Cite this dataset
Kornilios, Panagiotis et al. (2019). Data from: Genome-wide markers untangle the green-lizard radiation in the Aegean Sea and support a rare biogeographical pattern [Dataset]. Dryad. https://doi.org/10.5061/dryad.15d8dq8

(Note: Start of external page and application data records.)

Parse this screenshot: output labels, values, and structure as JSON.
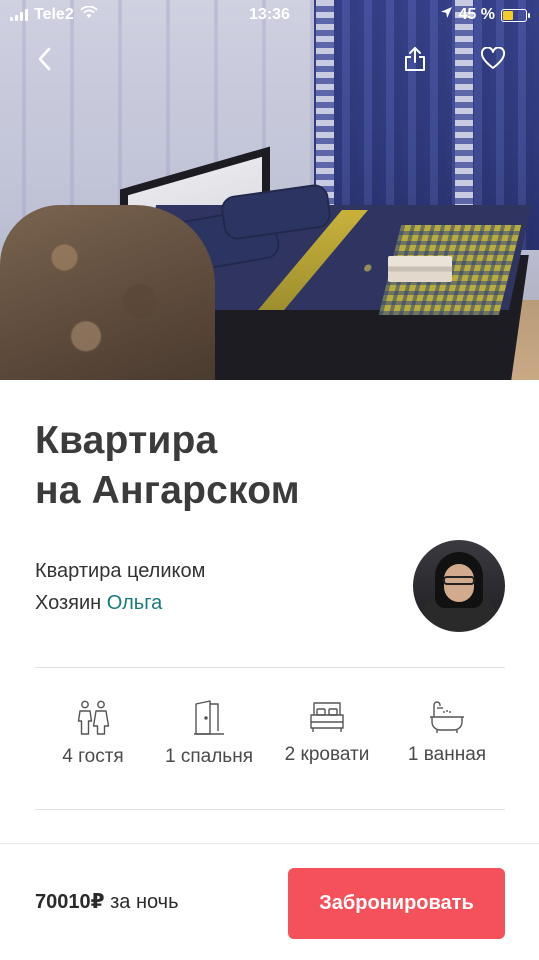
{
  "status_bar": {
    "carrier": "Tele2",
    "time": "13:36",
    "battery_percent": "45 %",
    "battery_level": 0.45,
    "battery_color": "#f5cc2a"
  },
  "hero": {
    "icons": {
      "back": "chevron-left-icon",
      "share": "share-icon",
      "favorite": "heart-icon"
    }
  },
  "listing": {
    "title_line1": "Квартира",
    "title_line2": "на Ангарском",
    "property_type": "Квартира целиком",
    "host_prefix": "Хозяин",
    "host_name": "Ольга",
    "host_link_color": "#177b7b"
  },
  "amenities": [
    {
      "icon": "guests-icon",
      "label": "4 гостя"
    },
    {
      "icon": "door-icon",
      "label": "1 спальня"
    },
    {
      "icon": "bed-icon",
      "label": "2 кровати"
    },
    {
      "icon": "bathtub-icon",
      "label": "1 ванная"
    }
  ],
  "footer": {
    "price": "70010₽",
    "price_suffix": "за ночь",
    "book_label": "Забронировать",
    "book_color": "#f5515b"
  }
}
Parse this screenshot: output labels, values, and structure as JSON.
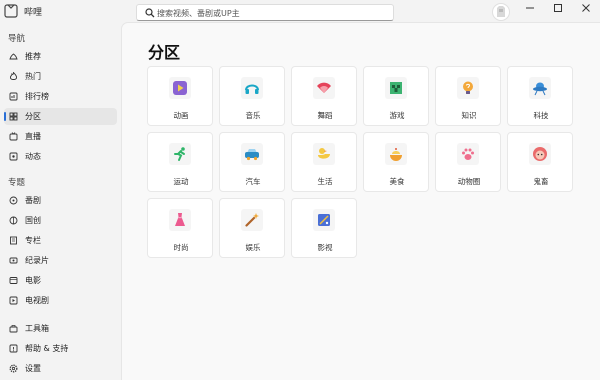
{
  "app": {
    "title": "哔哩",
    "logo_icon": "app-logo-icon"
  },
  "search": {
    "placeholder": "搜索视频、番剧或UP主",
    "value": "",
    "icon": "search-icon"
  },
  "window_controls": [
    "minimize-icon",
    "maximize-icon",
    "close-icon"
  ],
  "sidebar": {
    "sections": [
      {
        "label": "导航",
        "items": [
          {
            "label": "推荐",
            "icon": "recommend-icon"
          },
          {
            "label": "热门",
            "icon": "fire-icon"
          },
          {
            "label": "排行榜",
            "icon": "ranking-icon"
          },
          {
            "label": "分区",
            "icon": "category-icon",
            "active": true
          },
          {
            "label": "直播",
            "icon": "live-icon"
          },
          {
            "label": "动态",
            "icon": "dynamic-icon"
          }
        ]
      },
      {
        "label": "专题",
        "items": [
          {
            "label": "番剧",
            "icon": "anime-icon"
          },
          {
            "label": "国创",
            "icon": "guochuang-icon"
          },
          {
            "label": "专栏",
            "icon": "column-icon"
          },
          {
            "label": "纪录片",
            "icon": "documentary-icon"
          },
          {
            "label": "电影",
            "icon": "movie-icon"
          },
          {
            "label": "电视剧",
            "icon": "tv-icon"
          }
        ]
      }
    ],
    "bottom_items": [
      {
        "label": "工具箱",
        "icon": "toolbox-icon"
      },
      {
        "label": "帮助 & 支持",
        "icon": "help-icon"
      },
      {
        "label": "设置",
        "icon": "settings-icon"
      }
    ]
  },
  "main": {
    "title": "分区",
    "categories": [
      {
        "label": "动画",
        "icon": "animation-icon",
        "color": "#8a63d2"
      },
      {
        "label": "音乐",
        "icon": "headphones-icon",
        "color": "#1aa7c7"
      },
      {
        "label": "舞蹈",
        "icon": "dance-fan-icon",
        "color": "#e5435a"
      },
      {
        "label": "游戏",
        "icon": "game-creeper-icon",
        "color": "#3cb371"
      },
      {
        "label": "知识",
        "icon": "lightbulb-icon",
        "color": "#f3a83b"
      },
      {
        "label": "科技",
        "icon": "ufo-icon",
        "color": "#3a8fd9"
      },
      {
        "label": "运动",
        "icon": "running-icon",
        "color": "#2fb569"
      },
      {
        "label": "汽车",
        "icon": "car-icon",
        "color": "#2b8cc4"
      },
      {
        "label": "生活",
        "icon": "duck-icon",
        "color": "#f4c842"
      },
      {
        "label": "美食",
        "icon": "food-icon",
        "color": "#f0a030"
      },
      {
        "label": "动物圈",
        "icon": "paw-icon",
        "color": "#ef6f8e"
      },
      {
        "label": "鬼畜",
        "icon": "kichiku-face-icon",
        "color": "#ea6b6b"
      },
      {
        "label": "时尚",
        "icon": "dress-icon",
        "color": "#ec5a8f"
      },
      {
        "label": "娱乐",
        "icon": "magic-wand-icon",
        "color": "#f0a430"
      },
      {
        "label": "影视",
        "icon": "film-icon",
        "color": "#4a6fd6"
      }
    ]
  }
}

Aim: The Aegean Sea constitutes a major biogeographic barrier between the European and Asian continents and several models of diversification in the Aegean have been documented. Here we test three of those models for the Aegean green-lizards (Lacerta trilineata–pamphylica group): Vicariance vs. Overland Dispersal vs. Island Stepping-stone Dispersal. We investigate these hypotheses and complement our knowledge on the impact of the Aegean Barrier on east Mediterranean taxa. Location: Aegean Sea, east Mediterranean Taxon: Lacerta lizards Methods: We analysed ddRAD loci (double-digest restriction-site-associated DNA) to estimate species-trees under coalescent models and maximum likelihood trees using concatenation. We performed hierarchical population structure analyses and inferred ancestral distribution-areas. We also sequenced the complete cytochrome b gene and produced a time-calibrated mtDNA gene-tree tree to conduct a critical comparison with previous studies. Results: Aegean green-lizards diverged into four main groups in parallel during the Late Pliocene with distributions to the East and West of the Aegean. The Eastern group includes Lacerta pamphylica and East Aegean L. trilineata, while the Western group contains the Central Cyclades populations and the remaining populations of the Balkan Peninsula. The Aegean green-lizards’ ancestor occurred in Anatolia, while the West lineage ancestor occurred in the Central Cyclades islands, revealing a dispersal between the two regions. The radiations of all major green-lizard groups, including trilineata+pamphylica, occurred in parallel in the Late Pliocene. Main Conclusions: In contrast to previously suggested biogeographical hypotheses for the group, based on mtDNA, the Island Stepping-stone Dispersal scenario is strongly supported. Green lizards offer a rare paradigm of diversification in the Aegean, where populations largely expanded their geographical distribution and crossed the Aegean Barrier by using the central Aegean islands as stepping stones.
Aegean Sea barrier